Quebec’s Court of Appeal rejected a bid to suspend the province’s secularism law on Thursday, but challengers of the law have promised to keep fighting.
The law, commonly referred to as Bill 21, prohibits some public employees — including teachers, police officers and judges — from wearing religious symbols in the workplace.
The National Council of Canadian Muslims, the Canadian Civil Liberties Association and a university student who wears the hijab argued the ban targets women and harms minority groups.
Mustafa Farooq, the executive director of NCCM, said he was “disappointed” with the decision, but said the organization would continue to push ahead.
“We are reviewing our options now. We will always stand to protect the rights of all Quebecers,” he said.
The CCLA also pledged to keep fighting despite the “devastating decision.”
Here’s a look at what happened in the ruling, and what could happen next.
What’s happened this week?

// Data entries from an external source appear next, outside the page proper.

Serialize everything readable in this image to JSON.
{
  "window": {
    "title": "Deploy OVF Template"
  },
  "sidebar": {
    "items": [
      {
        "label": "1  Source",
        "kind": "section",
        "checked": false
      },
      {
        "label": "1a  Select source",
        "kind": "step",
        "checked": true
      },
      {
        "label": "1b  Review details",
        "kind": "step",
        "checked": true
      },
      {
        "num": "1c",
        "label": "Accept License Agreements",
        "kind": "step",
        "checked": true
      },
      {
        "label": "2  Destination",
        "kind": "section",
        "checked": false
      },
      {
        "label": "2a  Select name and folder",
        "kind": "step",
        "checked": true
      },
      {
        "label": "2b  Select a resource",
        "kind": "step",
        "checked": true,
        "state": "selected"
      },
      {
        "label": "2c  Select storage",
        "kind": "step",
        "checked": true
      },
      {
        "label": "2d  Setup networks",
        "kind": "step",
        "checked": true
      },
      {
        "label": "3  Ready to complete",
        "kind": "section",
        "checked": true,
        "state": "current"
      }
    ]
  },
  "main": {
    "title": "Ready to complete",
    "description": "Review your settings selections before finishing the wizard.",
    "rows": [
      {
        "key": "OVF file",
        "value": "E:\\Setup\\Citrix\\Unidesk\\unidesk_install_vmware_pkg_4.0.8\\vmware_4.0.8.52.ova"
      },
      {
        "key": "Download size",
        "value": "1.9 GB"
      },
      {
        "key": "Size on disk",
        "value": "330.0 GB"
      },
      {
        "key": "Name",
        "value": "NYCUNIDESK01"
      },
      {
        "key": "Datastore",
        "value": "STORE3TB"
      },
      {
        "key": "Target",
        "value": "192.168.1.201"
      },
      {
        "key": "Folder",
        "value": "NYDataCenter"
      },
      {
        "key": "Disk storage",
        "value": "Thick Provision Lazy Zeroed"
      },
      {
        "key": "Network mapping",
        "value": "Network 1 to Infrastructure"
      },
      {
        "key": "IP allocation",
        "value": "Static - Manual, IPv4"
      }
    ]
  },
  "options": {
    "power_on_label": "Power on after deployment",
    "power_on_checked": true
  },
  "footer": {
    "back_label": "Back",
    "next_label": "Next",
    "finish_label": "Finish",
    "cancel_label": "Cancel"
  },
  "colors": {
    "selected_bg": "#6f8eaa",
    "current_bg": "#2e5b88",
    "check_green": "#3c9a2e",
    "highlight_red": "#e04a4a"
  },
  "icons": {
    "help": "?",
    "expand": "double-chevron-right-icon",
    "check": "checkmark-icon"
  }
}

In a 2-1 ruling, all three judges acknowledged the law is causing harm that may be serious and irreparable to some of those affected.
Justice Dominique Belanger said it was “apparent” that the law violates the fundamental rights of certain individuals, such as female teaching graduates who could be denied employment for wearing the Muslim hijab.
Nevertheless, Belanger concluded Quebec’s use of the notwithstanding clause means the law should not be suspended until the case can be heard on its merits next year.
Justice Robert Mainville, who also decided to reject the appeal, said that while the evidence suggested some people would suffer “what may be characterized as serious and irreparable harm,” he said the appellants had not adequately demonstrated the law disproportionately targets women — which is a key argument, since the notwithstanding clause is not applicable to the section of the Canadian Charter of Rights and Freedoms granting equal rights to the sexes.
“While we can certainly conclude that the majority of teachers are women, we can also reasonably conclude that the majority of police officers are men,” Mainville wrote.
Mainville said it would be “imprudent” to assume the law would be declared unconstitutional, since several other western democracies have successfully enacted similar legislation.
Balpreet Singh, who works as the legal counsel for the World Sikh Organization of Canada, told Global News that the agreement over the law causing harm is important.
The WSO is an intervener in the court challenge.
“The fact that it’s clear that harm is taking place — people are leaving their homes and having to move elsewhere to earn a livelihood — it’s clear that this is a pressing issue, so we’re disappointed that the court didn’t allow the injunction,” Singh said.
Possible next steps
There are several different legal challenges against the Quebec law, all of which argue it violates the constitutional rights of Canadians.
Singh explained three of the challenges will be heard together next year, with the actual hearings being held in October.
“The legal battle is probably going to be a long one, so the Superior Court is going to hear it,” he explained.
“It’s almost inevitable that whatever side loses the legal battle will appeal it.”
That’s why he suspects the process will be a long one, lasting at least more than a year.
“It’s hard to say how long the battle will take.”
While the legal proceedings continue, politicians continue to be asked on to weigh in on the controversial matter.
A day after the court decision, Quebec Premier Francois Legault said he asked Prime Minister Justin Trudeau during a meeting to stay out of the contentious debate.
Legault said the law is supported by a majority of Quebecers and Trudeau should respect their wishes. Meanwhile, Trudeau has left open the possibility of federal intervention in the case, but has so far stayed on the sidelines.
NDP Leader Jagmeet Singh also commented on the court decision Thursday, expressing he was “sad” about the outcome. However, he noted the courts had yet to rule on the substance of the issue.
“The law is something I’ve heard from a lot of people is discriminatory. It makes people think they don’t belong, and they’re afraid of a law like that,” he said.
— With files from The Canadian Press